You can’t do a surveillance conference without mentioning AI which brings me to the 4th and final thing from my first year. The importance of transparency and explainability. AI in surveillance comes in many forms and excites a mixture of fascination and fear. There are many reports of genies getting out of their bottles, the rise of the machines and a dystopian future running out of control.

The lawful and ethical application of AI is much wider than a surveillance issue – if you want a brilliant summary and haven’t already done so, maybe listen to the BBC Reith Lectures, also from last year.

But of all the use cases, novel applications and scare stories, just about the most terrifying thing I’ve come across in AI surveillance capability is this:

“Hello Barbie”

Forget Harpy and other ‘loitering munitions’ this is the most frightening thing I’ve seen in AI exploitation full stop.

An interactive doll produced for the English-speaking market, equipped with speech recognition systems and AI-based learning features, operating as an IoT device!

Mercifully this toy is no longer marketed owing to concerns about system and device security and you could run an entire conference on smart toys alone - but for now just think about the issues raised by having an interactive, AI-enabled doll connected to a developing child at one end and to the internet at the other. If you’re struggling to see why that is so ghastly from a surveillance perspective read Nicole Perlroth’s “This is How They Tell Me the World Ends”.

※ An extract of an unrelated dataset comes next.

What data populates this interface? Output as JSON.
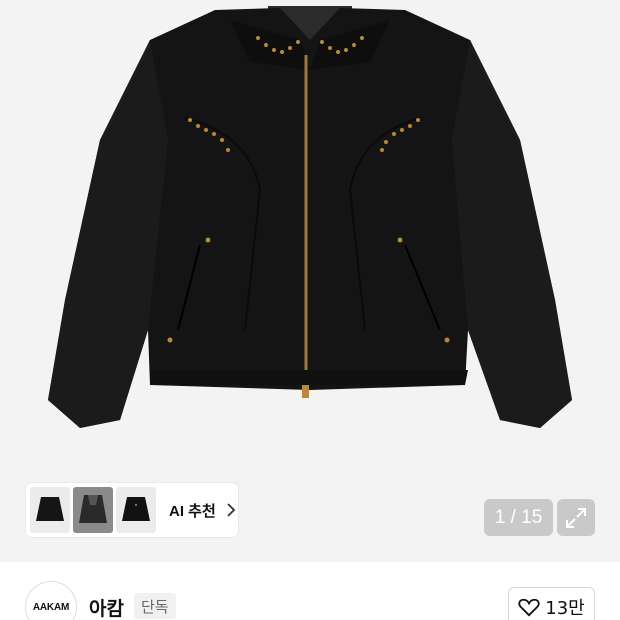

Back to transparency and explainability. I have heard people say the AI in their surveillance tech is just “too complicated” to explain, and that even their designers and programmers don’t really understand how it works. Well, if you’re spending the public’s money on it and you’re abiding by your legal obligations to demonstrate that you’ve avoided bias - and discrimination - that won’t do. If you’re relying on automated decision-making that won’t do, and if you’re claiming ethics to be at the heart of your every decision, you’ll need to prove ethical functioning of your AI.

Transparency and explainability are two keystones of public accountability – if your tech is too opaque or unintelligible for the citizen who’s funding it - and purportedly benefiting from it, the problem isn’t the citizen.

Surveillance question – How have you assured yourselves that all your AI-equipped, internet connected devices used for continuous and invasive monitoring, such as video surveillance are secure?

What about all your other data-intensive systems that collect mobility data and drive behavioural information (GPS; Wi-Fi tracking devices; RFID technology; Intelligent Transport Systems and “event data recorder” devices)?

In summary - here’s what I’ve learned over the last year:

  1. There’s a significant element of data protection and human rights engaged in biometric surveillance. But it’s not just data protection – any more than facial recognition is just photography or DNA sampling is just chemistry.
  2. Be careful whose corporate company you keep - Conduct ethical pen tests as often - and sincerely - as your technical ones - and be as attentive to the ethical standards of your contractors as you are to your own.
  3. Take care with your Surveillance Relationship with the citizen – you’re going to need each other. Remember - you’re only a part of a much larger system of surveillance capability - no one wants to be responsible for the weakest part of that ecosystem. Look after your bit.
  4. Never connect dolls to the internet.

Biometrics and Surveillance Camera Commissioner
Professor Fraser Sampson